--- GIVEN INFORMATION Enclosed Below ---
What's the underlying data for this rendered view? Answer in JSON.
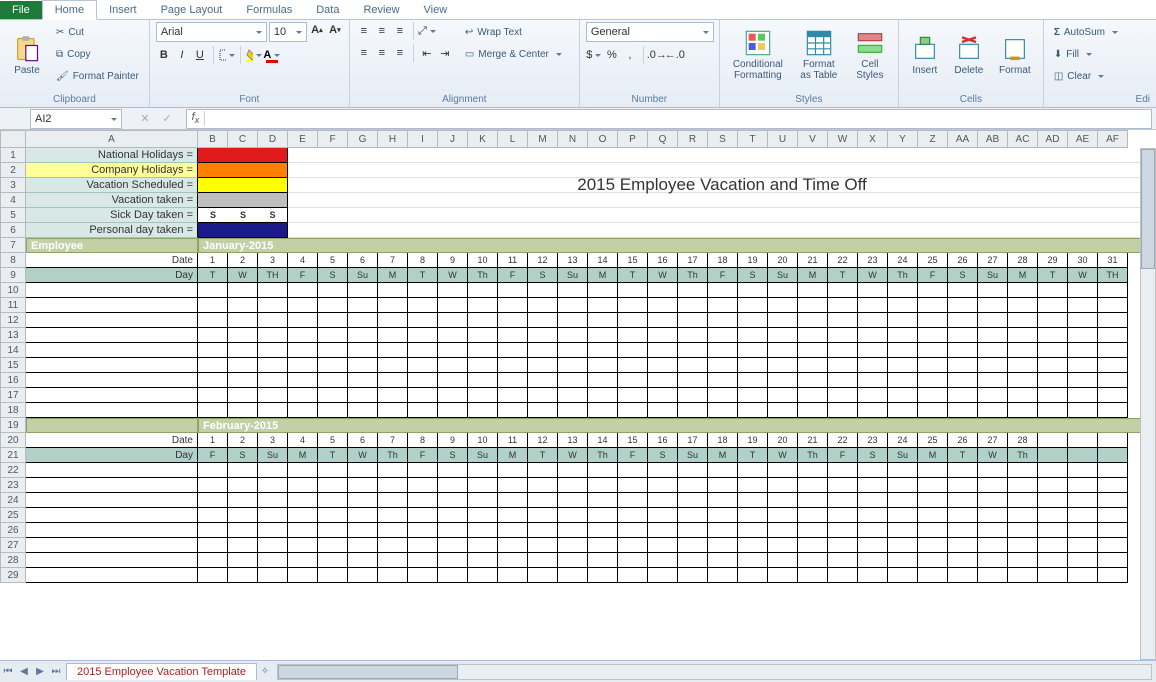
{
  "tabs": {
    "file": "File",
    "home": "Home",
    "insert": "Insert",
    "pagelayout": "Page Layout",
    "formulas": "Formulas",
    "data": "Data",
    "review": "Review",
    "view": "View"
  },
  "ribbon": {
    "clipboard": {
      "paste": "Paste",
      "cut": "Cut",
      "copy": "Copy",
      "painter": "Format Painter",
      "label": "Clipboard"
    },
    "font": {
      "name": "Arial",
      "size": "10",
      "label": "Font"
    },
    "alignment": {
      "wrap": "Wrap Text",
      "merge": "Merge & Center",
      "label": "Alignment"
    },
    "number": {
      "format": "General",
      "label": "Number"
    },
    "styles": {
      "cond": "Conditional Formatting",
      "table": "Format as Table",
      "cell": "Cell Styles",
      "label": "Styles"
    },
    "cells": {
      "insert": "Insert",
      "delete": "Delete",
      "format": "Format",
      "label": "Cells"
    },
    "editing": {
      "autosum": "AutoSum",
      "fill": "Fill",
      "clear": "Clear",
      "label": "Edi"
    }
  },
  "namebox": "AI2",
  "fx": "",
  "cols": [
    "A",
    "B",
    "C",
    "D",
    "E",
    "F",
    "G",
    "H",
    "I",
    "J",
    "K",
    "L",
    "M",
    "N",
    "O",
    "P",
    "Q",
    "R",
    "S",
    "T",
    "U",
    "V",
    "W",
    "X",
    "Y",
    "Z",
    "AA",
    "AB",
    "AC",
    "AD",
    "AE",
    "AF"
  ],
  "rows": [
    1,
    2,
    3,
    4,
    5,
    6,
    7,
    8,
    9,
    10,
    11,
    12,
    13,
    14,
    15,
    16,
    17,
    18,
    19,
    20,
    21,
    22,
    23,
    24,
    25,
    26,
    27,
    28,
    29
  ],
  "legend": [
    {
      "label": "National Holidays =",
      "color": "#e31a1c",
      "txt": ""
    },
    {
      "label": "Company Holidays =",
      "color": "#ff7f00",
      "txt": ""
    },
    {
      "label": "Vacation Scheduled =",
      "color": "#ffff00",
      "txt": ""
    },
    {
      "label": "Vacation taken =",
      "color": "#bfbfbf",
      "txt": ""
    },
    {
      "label": "Sick Day taken =",
      "color": "#ffffff",
      "txt": "S"
    },
    {
      "label": "Personal day taken =",
      "color": "#1a1a8a",
      "txt": ""
    }
  ],
  "title": "2015 Employee Vacation and Time Off",
  "emp_label": "Employee",
  "months": [
    {
      "name": "January-2015",
      "dates": [
        1,
        2,
        3,
        4,
        5,
        6,
        7,
        8,
        9,
        10,
        11,
        12,
        13,
        14,
        15,
        16,
        17,
        18,
        19,
        20,
        21,
        22,
        23,
        24,
        25,
        26,
        27,
        28,
        29,
        30,
        31
      ],
      "days": [
        "T",
        "W",
        "TH",
        "F",
        "S",
        "Su",
        "M",
        "T",
        "W",
        "Th",
        "F",
        "S",
        "Su",
        "M",
        "T",
        "W",
        "Th",
        "F",
        "S",
        "Su",
        "M",
        "T",
        "W",
        "Th",
        "F",
        "S",
        "Su",
        "M",
        "T",
        "W",
        "TH"
      ]
    },
    {
      "name": "February-2015",
      "dates": [
        1,
        2,
        3,
        4,
        5,
        6,
        7,
        8,
        9,
        10,
        11,
        12,
        13,
        14,
        15,
        16,
        17,
        18,
        19,
        20,
        21,
        22,
        23,
        24,
        25,
        26,
        27,
        28
      ],
      "days": [
        "F",
        "S",
        "Su",
        "M",
        "T",
        "W",
        "Th",
        "F",
        "S",
        "Su",
        "M",
        "T",
        "W",
        "Th",
        "F",
        "S",
        "Su",
        "M",
        "T",
        "W",
        "Th",
        "F",
        "S",
        "Su",
        "M",
        "T",
        "W",
        "Th"
      ]
    }
  ],
  "row_labels": {
    "date": "Date",
    "day": "Day"
  },
  "sheettab": "2015 Employee Vacation Template"
}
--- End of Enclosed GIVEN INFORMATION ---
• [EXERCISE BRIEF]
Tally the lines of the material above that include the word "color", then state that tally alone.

• [ANSWER TO THE PROBLEM]
6